UF study suggests cholera has become endemic in Haiti
By Thomas A. Weppelmann, Ph.D., M.P.H., C.P.H.
New research from the University of Florida College of Public Health and Health Professions suggests that after five years of cholera transmission in the impoverished island nation of Haiti, the outbreak may have become endemic. The findings appeared October 21 in the journal PLOS Neglected Tropical Diseases.
The study was led by Thomas A. Weppelmann, Ph.D., M.P.H., C.P.H., an adjunct faculty member and research scientist in the department of environmental and global health and a 2015 graduate of the department’s Ph.D. program, and Alexander Kirpich, Ph.D., a postdoctoral fellow in the department of molecular genetics and microbiology in the UF College of Medicine and a 2015 graduate of the Ph.D. program in the UF department of biostatistics.
Many mathematical models have been made from the cholera outbreak in Haiti, but our model is unique because it incorporated empirical data on the isolation of Vibrio cholerae O1 from surface waters in the Ouest Department of Haiti. We noticed that while the weekly reported cases seemed to be declining in the third and fourth years of the outbreak, the frequency of isolation of toxigenic V. cholerae in the environment was actually increasing. Under the current dogma of cholera transmission models, V. cholerae shed by humans into the environment only exists in a transient state governed by a constant rate of decay. The assumption is that although V. cholerae is an aquatic pathogen, it lacks the ability to replicate and survive for prolonged periods in surface waters. Given our understanding of V. cholerae biology, this is likely an oversimplification which precluded the possibility for an increase in environmental concentrations during a period where cholera incidence was infrequent or declining, as was observed in Haiti.

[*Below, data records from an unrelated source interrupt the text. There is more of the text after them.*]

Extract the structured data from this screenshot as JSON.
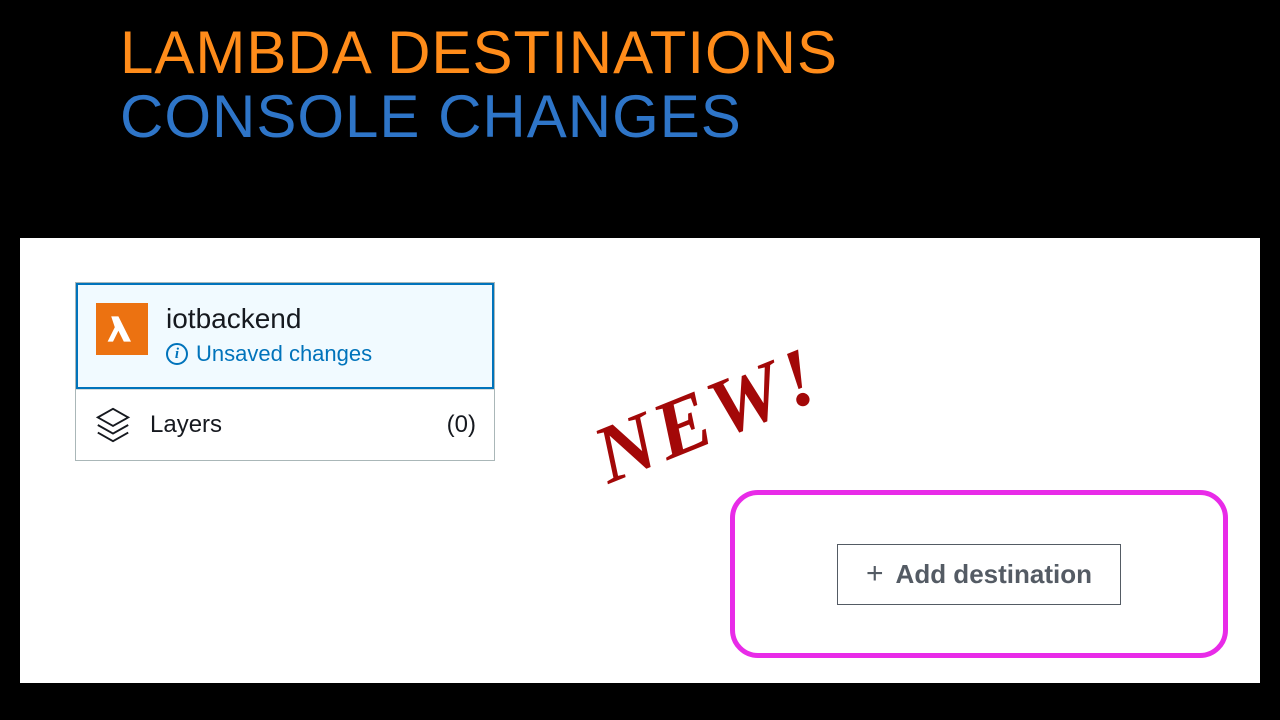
{
  "title": {
    "line1": "LAMBDA DESTINATIONS",
    "line2": "CONSOLE CHANGES"
  },
  "function": {
    "name": "iotbackend",
    "status": "Unsaved changes",
    "icon": "lambda-icon"
  },
  "layers": {
    "label": "Layers",
    "count": "(0)",
    "icon": "layers-icon"
  },
  "annotation": "NEW!",
  "add_destination": {
    "label": "Add destination",
    "plus": "+"
  },
  "colors": {
    "title_orange": "#ff8c1a",
    "title_blue": "#2e75c8",
    "aws_blue": "#0073bb",
    "aws_orange": "#ec7211",
    "highlight_pink": "#e82be8",
    "annotation_red": "#a30808"
  }
}
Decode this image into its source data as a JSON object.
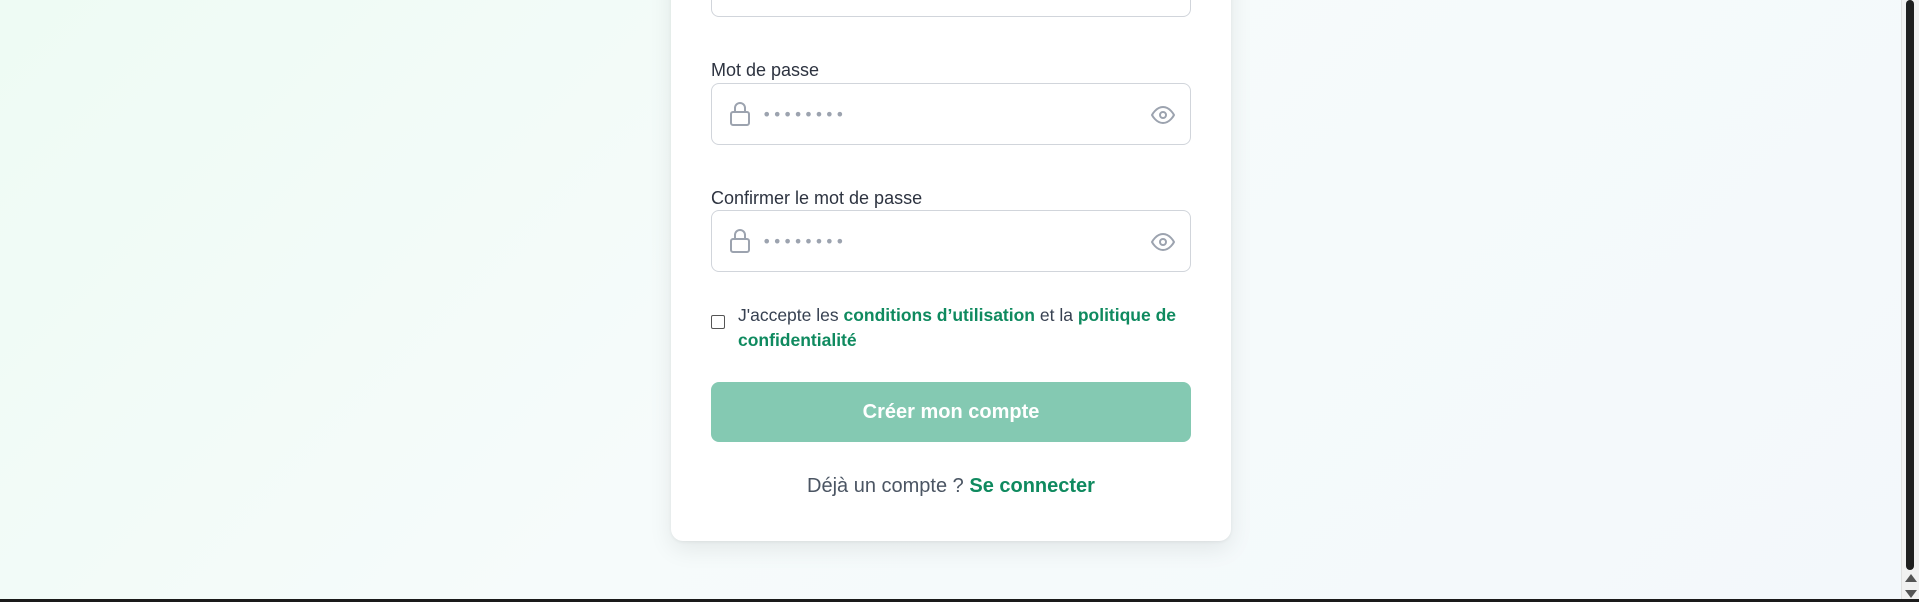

For our dynamic model, we simulated the environmental compartment separately based on the biology of causative bacterium and the shedding of V. cholerae O1 by humans into the environment. The effects of precipitation and water temperature on the concentration and survival of V. cholerae in aquatic reservoirs was also included to reflect observations made by our group at the Emerging Pathogens Institute, led by Afsar Ali, Ph.D., a research associate professor in the department of environmental and global health, and J. Glenn Morris, Jr., M.D., M.P.H.&T.M., the director of the Emerging Pathogens Institute. Based on the model-fitted trend and the observed incidence, there is evidence that after an initial period of intense transmission, the cholera epidemic in Haiti stabilized during the third year of the outbreak and became endemic. The model estimates indicate that the proportion of the population susceptible to infection is increasing and that the presence of toxigenic V. cholerae in the environment remains a potential source of new infections. Given the lack of adequate improvements to drinking water and sanitation infrastructure, these conditions could facilitate ongoing, seasonal cholera epidemics in Haiti. Without further intervention from the international community, the goal of cholera elimination from the island of Hispaniola by 2022 will be more challenging, with the potential for cholera to become endemic in Haiti.